Check each line below for the word "mandado". How many have it? Answer with the number only.

-- INFORMATION GIVEN follows --

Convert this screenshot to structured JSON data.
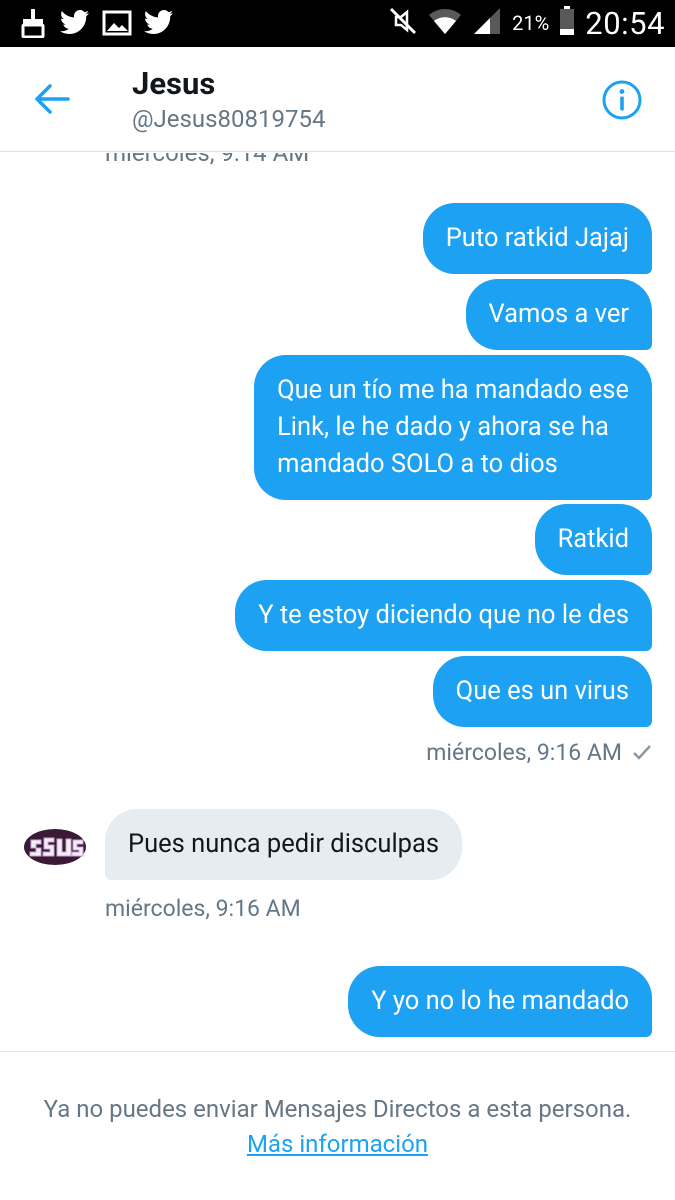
{
  "status_bar": {
    "battery_percent": "21%",
    "time": "20:54",
    "icons": [
      "broom-icon",
      "twitter-bird-icon",
      "gallery-icon",
      "twitter-bird-icon",
      "mute-icon",
      "wifi-icon",
      "signal-icon",
      "battery-icon"
    ]
  },
  "header": {
    "name": "Jesus",
    "handle": "@Jesus80819754",
    "back_icon": "arrow-left-icon",
    "info_icon": "info-icon"
  },
  "conversation": {
    "cut_timestamp": "miércoles, 9:14 AM",
    "messages_out_1": [
      "Puto ratkid Jajaj",
      "Vamos a ver",
      "Que un tío me ha mandado ese\nLink, le he dado y ahora se ha\nmandado SOLO a to dios",
      "Ratkid",
      "Y te estoy diciendo que no le des",
      "Que es un virus"
    ],
    "out_timestamp": "miércoles, 9:16 AM",
    "in_message": "Pues nunca pedir disculpas",
    "in_timestamp": "miércoles, 9:16 AM",
    "messages_out_2": [
      "Y yo no lo he mandado"
    ]
  },
  "footer": {
    "notice": "Ya no puedes enviar Mensajes Directos a esta persona. ",
    "link": "Más información"
  },
  "colors": {
    "accent": "#1da1f2",
    "incoming_bubble": "#e6ecf0",
    "secondary_text": "#657786"
  }
}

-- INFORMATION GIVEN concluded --

**RESPONSE TO THE TASK:**
2